● DATASET RECORDS
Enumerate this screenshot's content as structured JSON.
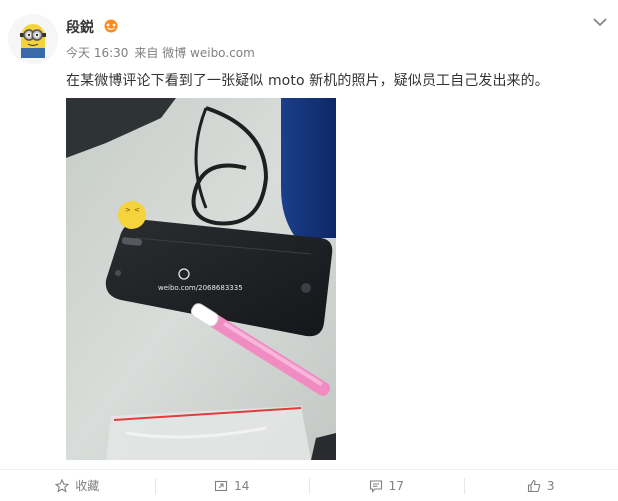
{
  "user": {
    "name": "段鋭",
    "avatar_icon": "minion-avatar",
    "badge_icon": "vip-badge-icon"
  },
  "meta": {
    "time": "今天 16:30",
    "source": "来自 微博 weibo.com"
  },
  "post": {
    "text": "在某微博评论下看到了一张疑似 moto 新机的照片，疑似员工自己发出来的。",
    "watermark": "weibo.com/2068683335"
  },
  "actions": {
    "favorite_label": "收藏",
    "repost_count": "14",
    "comment_count": "17",
    "like_count": "3"
  },
  "colors": {
    "text": "#333333",
    "meta": "#808080",
    "divider": "#f0f0f0"
  }
}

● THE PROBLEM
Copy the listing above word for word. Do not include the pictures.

● ANSWER FOR THE TASK
Enumerate this screenshot's content as structured JSON.
{
  "user": {
    "name": "段鋭",
    "avatar_icon": "minion-avatar",
    "badge_icon": "vip-badge-icon"
  },
  "meta": {
    "time": "今天 16:30",
    "source": "来自 微博 weibo.com"
  },
  "post": {
    "text": "在某微博评论下看到了一张疑似 moto 新机的照片，疑似员工自己发出来的。",
    "watermark": "weibo.com/2068683335"
  },
  "actions": {
    "favorite_label": "收藏",
    "repost_count": "14",
    "comment_count": "17",
    "like_count": "3"
  },
  "colors": {
    "text": "#333333",
    "meta": "#808080",
    "divider": "#f0f0f0"
  }
}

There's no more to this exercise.